Downtown density and better livability have been factors for why European cities like Paris, Brussels and Glasgow are closing their downtown cores to cars, favouring only public transport and micromobility in these high-traffic areas. E-scooters make sense in these markets because they take advantage of the existing, often underutilized infrastructure effectively—namely roadways and/or designated bike lanes—to move more people from point A to point B. And because of their much smaller size, they have the added benefit of requiring less space for both operation and parking. While Canadian cities look for long-term ways to reshape their infrastructure to better promote active transportation, e-scooters can bridge that gap between then and now.
Because e-scooters by nature aren’t designed for extremely long travel distances, they typically also end up complementing a city’s existing transit system rather than outright replacing it. Many Neuron riders have told us they often use our e-scooters as an improved “last mile” transportation option between their workplace or home and city transit to travel longer distances.
Lastly, shared e-scooter fleets can be consistently upgraded with new technology, adding sensors that help with rider and pedestrian safety, geofencing, proper riding enforcement, and numerous other operational benefits. That creates a trove of valuable, anonymized rider data that can be captured by operators like Neuron and shared with cities to help with current and future planning needs. Every ride is a survey sample producing valuable data that otherwise would take months or more to collect—if it was captured at all. The cost savings and value of this data alone make these programs extremely beneficial.
Expect to see more e-scooters in more places
Less congestion. More active transportation initiatives. Greater sustainability efforts. A growing desire for more “15-minute cities” where all aspects of work, live and play are easily and quickly accessible.
Each year the number of voters telling their cities that they want to see these issues addressed is growing. They’re calling on municipal officials to launch programs that will make their cities more livable and accessible. It should therefore come as no surprise that each year the number of cities evaluating shared micromobility programs is growing.
Already some of Canada’s largest cities like Calgary, Edmonton and Ottawa have run e-scooter programs for multiple seasons. Cities like Vancouver, Brampton, Mississauga, and Hamilton are exploring launching their own. A number of other leading cities like Vernon, Red Deer, Lethbridge and others are jumping aboard. It is not out of reach to think that the number of Canadian cities running shared e-scooter programs could pass 100 before the midway point of the decade.
Riders themselves say their cities are better for these programs. Our 2021 end-of-year rider survey showed most riders across Canada—nine out of 10—believe that e-scooters have had a positive impact on their community. That’s an overwhelming vote of confidence for the forward-thinking municipalities, city councils and city program managers that have been the driving force behind the integration of innovative shared micromobility programs into their city’s transportation systems.
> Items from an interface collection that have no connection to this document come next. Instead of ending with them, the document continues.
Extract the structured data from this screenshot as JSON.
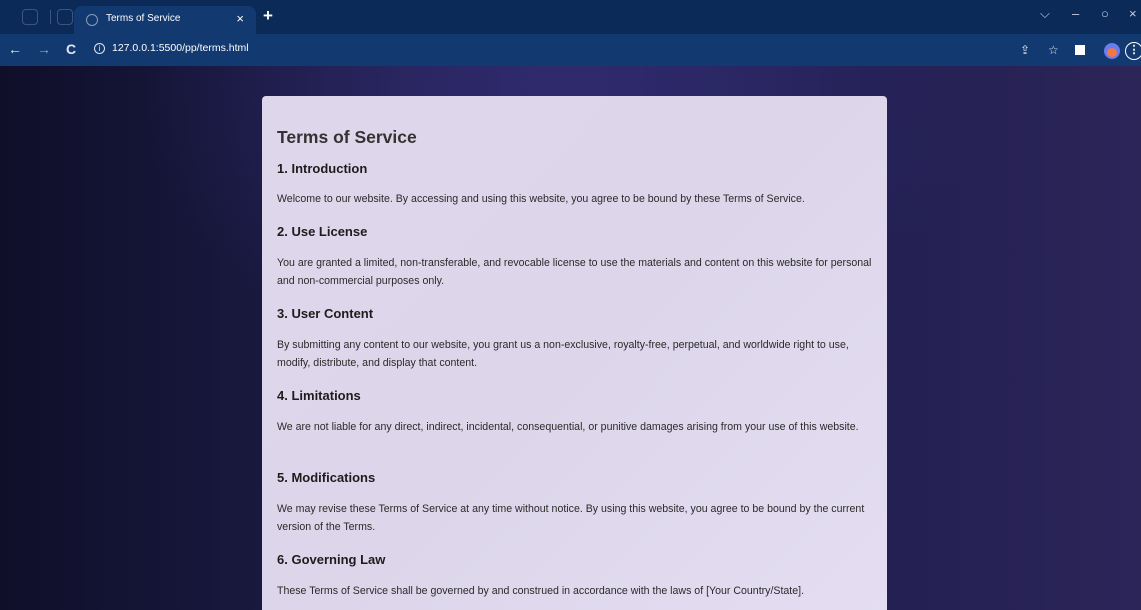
{
  "browser": {
    "tab_title": "Terms of Service",
    "tab_close": "×",
    "new_tab": "+",
    "url": "127.0.0.1:5500/pp/terms.html",
    "controls": {
      "dropdown": "⌵",
      "minimize": "–",
      "restore": "○",
      "close": "×"
    },
    "nav": {
      "back": "←",
      "forward": "→",
      "reload": "C"
    },
    "tools": {
      "share": "⇪",
      "bookmark": "☆",
      "menu": "⋮"
    }
  },
  "page": {
    "title": "Terms of Service",
    "sections": [
      {
        "heading": "1. Introduction",
        "body": "Welcome to our website. By accessing and using this website, you agree to be bound by these Terms of Service."
      },
      {
        "heading": "2. Use License",
        "body": "You are granted a limited, non-transferable, and revocable license to use the materials and content on this website for personal and non-commercial purposes only."
      },
      {
        "heading": "3. User Content",
        "body": "By submitting any content to our website, you grant us a non-exclusive, royalty-free, perpetual, and worldwide right to use, modify, distribute, and display that content."
      },
      {
        "heading": "4. Limitations",
        "body": "We are not liable for any direct, indirect, incidental, consequential, or punitive damages arising from your use of this website."
      },
      {
        "heading": "5. Modifications",
        "body": "We may revise these Terms of Service at any time without notice. By using this website, you agree to be bound by the current version of the Terms."
      },
      {
        "heading": "6. Governing Law",
        "body": "These Terms of Service shall be governed by and construed in accordance with the laws of [Your Country/State]."
      }
    ]
  }
}
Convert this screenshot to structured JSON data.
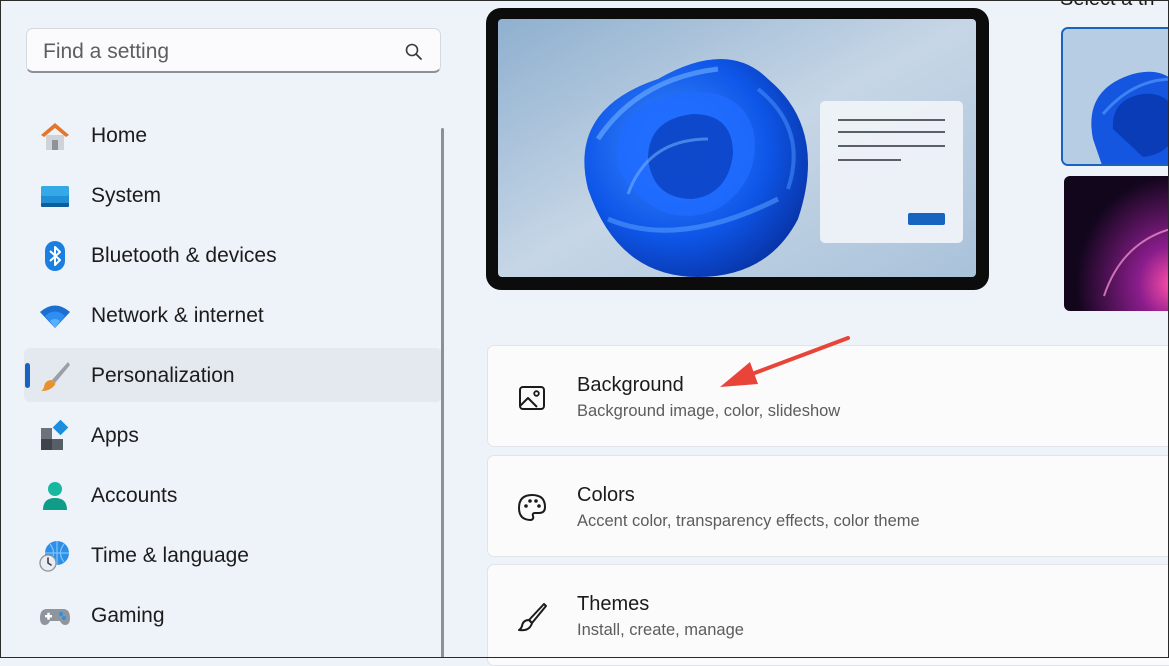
{
  "search": {
    "placeholder": "Find a setting",
    "icon": "search-icon"
  },
  "sidebar": {
    "items": [
      {
        "label": "Home",
        "icon": "home-icon",
        "selected": false
      },
      {
        "label": "System",
        "icon": "system-icon",
        "selected": false
      },
      {
        "label": "Bluetooth & devices",
        "icon": "bluetooth-icon",
        "selected": false
      },
      {
        "label": "Network & internet",
        "icon": "wifi-icon",
        "selected": false
      },
      {
        "label": "Personalization",
        "icon": "paintbrush-icon",
        "selected": true
      },
      {
        "label": "Apps",
        "icon": "apps-icon",
        "selected": false
      },
      {
        "label": "Accounts",
        "icon": "person-icon",
        "selected": false
      },
      {
        "label": "Time & language",
        "icon": "globe-clock-icon",
        "selected": false
      },
      {
        "label": "Gaming",
        "icon": "gamepad-icon",
        "selected": false
      }
    ]
  },
  "theme_section": {
    "heading_peek": "Select a th"
  },
  "cards": [
    {
      "title": "Background",
      "subtitle": "Background image, color, slideshow",
      "icon": "image-icon"
    },
    {
      "title": "Colors",
      "subtitle": "Accent color, transparency effects, color theme",
      "icon": "palette-icon"
    },
    {
      "title": "Themes",
      "subtitle": "Install, create, manage",
      "icon": "brush-icon"
    }
  ],
  "colors": {
    "accent": "#1764c0",
    "annotation_arrow": "#e8443a"
  }
}
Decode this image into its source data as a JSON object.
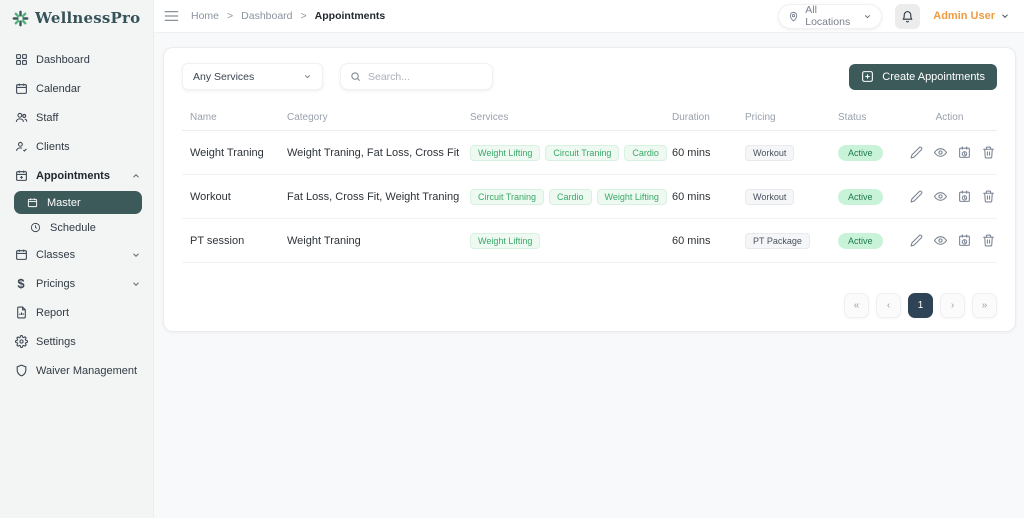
{
  "brand": {
    "name": "WellnessPro"
  },
  "topbar": {
    "breadcrumb_home": "Home",
    "breadcrumb_dashboard": "Dashboard",
    "breadcrumb_current": "Appointments",
    "separator": ">",
    "location": "All Locations",
    "user": "Admin User"
  },
  "sidebar": {
    "items": [
      {
        "label": "Dashboard"
      },
      {
        "label": "Calendar"
      },
      {
        "label": "Staff"
      },
      {
        "label": "Clients"
      },
      {
        "label": "Appointments"
      },
      {
        "label": "Master"
      },
      {
        "label": "Schedule"
      },
      {
        "label": "Classes"
      },
      {
        "label": "Pricings"
      },
      {
        "label": "Report"
      },
      {
        "label": "Settings"
      },
      {
        "label": "Waiver Management"
      }
    ]
  },
  "filters": {
    "service_filter": "Any Services",
    "search_placeholder": "Search..."
  },
  "create_button_label": "Create Appointments",
  "table": {
    "columns": [
      "Name",
      "Category",
      "Services",
      "Duration",
      "Pricing",
      "Status",
      "Action"
    ],
    "rows": [
      {
        "name": "Weight Traning",
        "category": "Weight Traning, Fat Loss, Cross Fit",
        "services": [
          "Weight Lifting",
          "Circuit Traning",
          "Cardio"
        ],
        "duration": "60 mins",
        "pricing": "Workout",
        "status": "Active"
      },
      {
        "name": "Workout",
        "category": "Fat Loss, Cross Fit, Weight Traning",
        "services": [
          "Circuit Traning",
          "Cardio",
          "Weight Lifting"
        ],
        "duration": "60 mins",
        "pricing": "Workout",
        "status": "Active"
      },
      {
        "name": "PT session",
        "category": "Weight Traning",
        "services": [
          "Weight Lifting"
        ],
        "duration": "60 mins",
        "pricing": "PT Package",
        "status": "Active"
      }
    ]
  },
  "pagination": {
    "first": "«",
    "prev": "‹",
    "page": "1",
    "next": "›",
    "last": "»"
  },
  "colors": {
    "brand_teal": "#3d5a5a",
    "sidebar_active_bg": "#3d5a5a",
    "pagination_active_bg": "#2e4356",
    "user_orange": "#ef9b42",
    "service_badge_text": "#3ba968",
    "service_badge_bg": "#edf9f1",
    "status_active_bg": "#c9f3d8",
    "status_active_text": "#1e7a4c"
  }
}
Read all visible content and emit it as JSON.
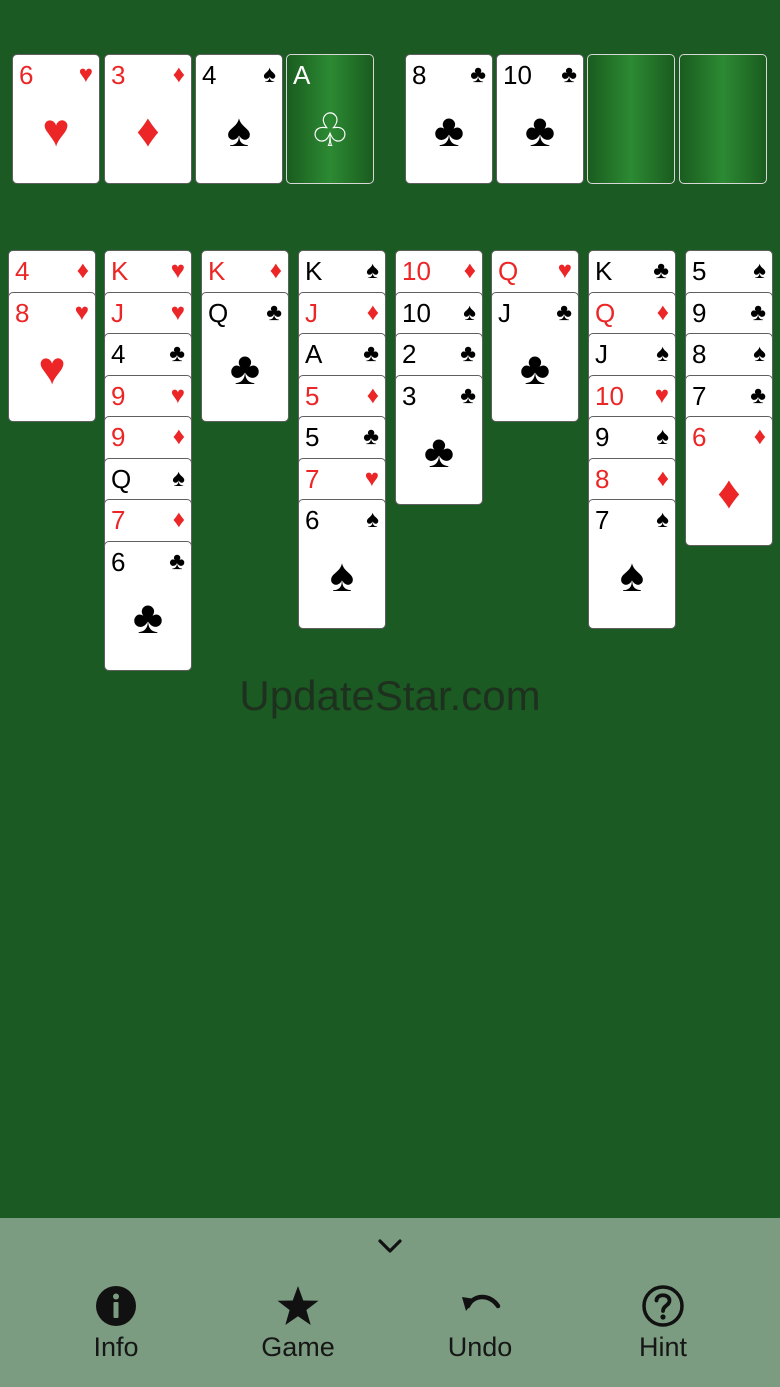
{
  "foundations": [
    {
      "rank": "6",
      "suit": "♥",
      "color": "red"
    },
    {
      "rank": "3",
      "suit": "♦",
      "color": "red"
    },
    {
      "rank": "4",
      "suit": "♠",
      "color": "black"
    },
    {
      "rank": "A",
      "suit": "♧",
      "color": "ghost"
    }
  ],
  "free_cells": [
    {
      "rank": "8",
      "suit": "♣",
      "color": "black"
    },
    {
      "rank": "10",
      "suit": "♣",
      "color": "black"
    },
    {
      "empty": true
    },
    {
      "empty": true
    }
  ],
  "tableau": [
    [
      {
        "rank": "4",
        "suit": "♦",
        "color": "red"
      },
      {
        "rank": "8",
        "suit": "♥",
        "color": "red"
      }
    ],
    [
      {
        "rank": "K",
        "suit": "♥",
        "color": "red"
      },
      {
        "rank": "J",
        "suit": "♥",
        "color": "red"
      },
      {
        "rank": "4",
        "suit": "♣",
        "color": "black"
      },
      {
        "rank": "9",
        "suit": "♥",
        "color": "red"
      },
      {
        "rank": "9",
        "suit": "♦",
        "color": "red"
      },
      {
        "rank": "Q",
        "suit": "♠",
        "color": "black"
      },
      {
        "rank": "7",
        "suit": "♦",
        "color": "red"
      },
      {
        "rank": "6",
        "suit": "♣",
        "color": "black"
      }
    ],
    [
      {
        "rank": "K",
        "suit": "♦",
        "color": "red"
      },
      {
        "rank": "Q",
        "suit": "♣",
        "color": "black"
      }
    ],
    [
      {
        "rank": "K",
        "suit": "♠",
        "color": "black"
      },
      {
        "rank": "J",
        "suit": "♦",
        "color": "red"
      },
      {
        "rank": "A",
        "suit": "♣",
        "color": "black"
      },
      {
        "rank": "5",
        "suit": "♦",
        "color": "red"
      },
      {
        "rank": "5",
        "suit": "♣",
        "color": "black"
      },
      {
        "rank": "7",
        "suit": "♥",
        "color": "red"
      },
      {
        "rank": "6",
        "suit": "♠",
        "color": "black"
      }
    ],
    [
      {
        "rank": "10",
        "suit": "♦",
        "color": "red"
      },
      {
        "rank": "10",
        "suit": "♠",
        "color": "black"
      },
      {
        "rank": "2",
        "suit": "♣",
        "color": "black"
      },
      {
        "rank": "3",
        "suit": "♣",
        "color": "black"
      }
    ],
    [
      {
        "rank": "Q",
        "suit": "♥",
        "color": "red"
      },
      {
        "rank": "J",
        "suit": "♣",
        "color": "black"
      }
    ],
    [
      {
        "rank": "K",
        "suit": "♣",
        "color": "black"
      },
      {
        "rank": "Q",
        "suit": "♦",
        "color": "red"
      },
      {
        "rank": "J",
        "suit": "♠",
        "color": "black"
      },
      {
        "rank": "10",
        "suit": "♥",
        "color": "red"
      },
      {
        "rank": "9",
        "suit": "♠",
        "color": "black"
      },
      {
        "rank": "8",
        "suit": "♦",
        "color": "red"
      },
      {
        "rank": "7",
        "suit": "♠",
        "color": "black"
      }
    ],
    [
      {
        "rank": "5",
        "suit": "♠",
        "color": "black"
      },
      {
        "rank": "9",
        "suit": "♣",
        "color": "black"
      },
      {
        "rank": "8",
        "suit": "♠",
        "color": "black"
      },
      {
        "rank": "7",
        "suit": "♣",
        "color": "black"
      },
      {
        "rank": "6",
        "suit": "♦",
        "color": "red"
      }
    ]
  ],
  "watermark": "UpdateStar.com",
  "toolbar": {
    "collapse_icon": "chevron-down-icon",
    "info_label": "Info",
    "game_label": "Game",
    "undo_label": "Undo",
    "hint_label": "Hint"
  },
  "colors": {
    "felt": "#1b5a22",
    "toolbar": "#7b9c81",
    "red_suit": "#ec2626"
  }
}
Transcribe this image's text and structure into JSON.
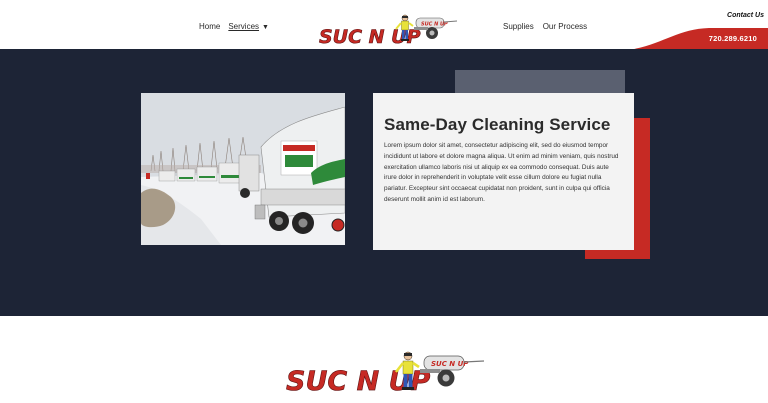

[This article originally appeared in the May/June 2022 edition of ReNew Canada.]
Ankush Karwal is head of market, Canada for Neuron Mobility.
Featured image: A comparatively low-cost, safe, and easy-to-adopt mode of shared transportation for most people, both e-scooters and e-bikes are gaining popularity in Canadian municipalities. (Neuron Mobility)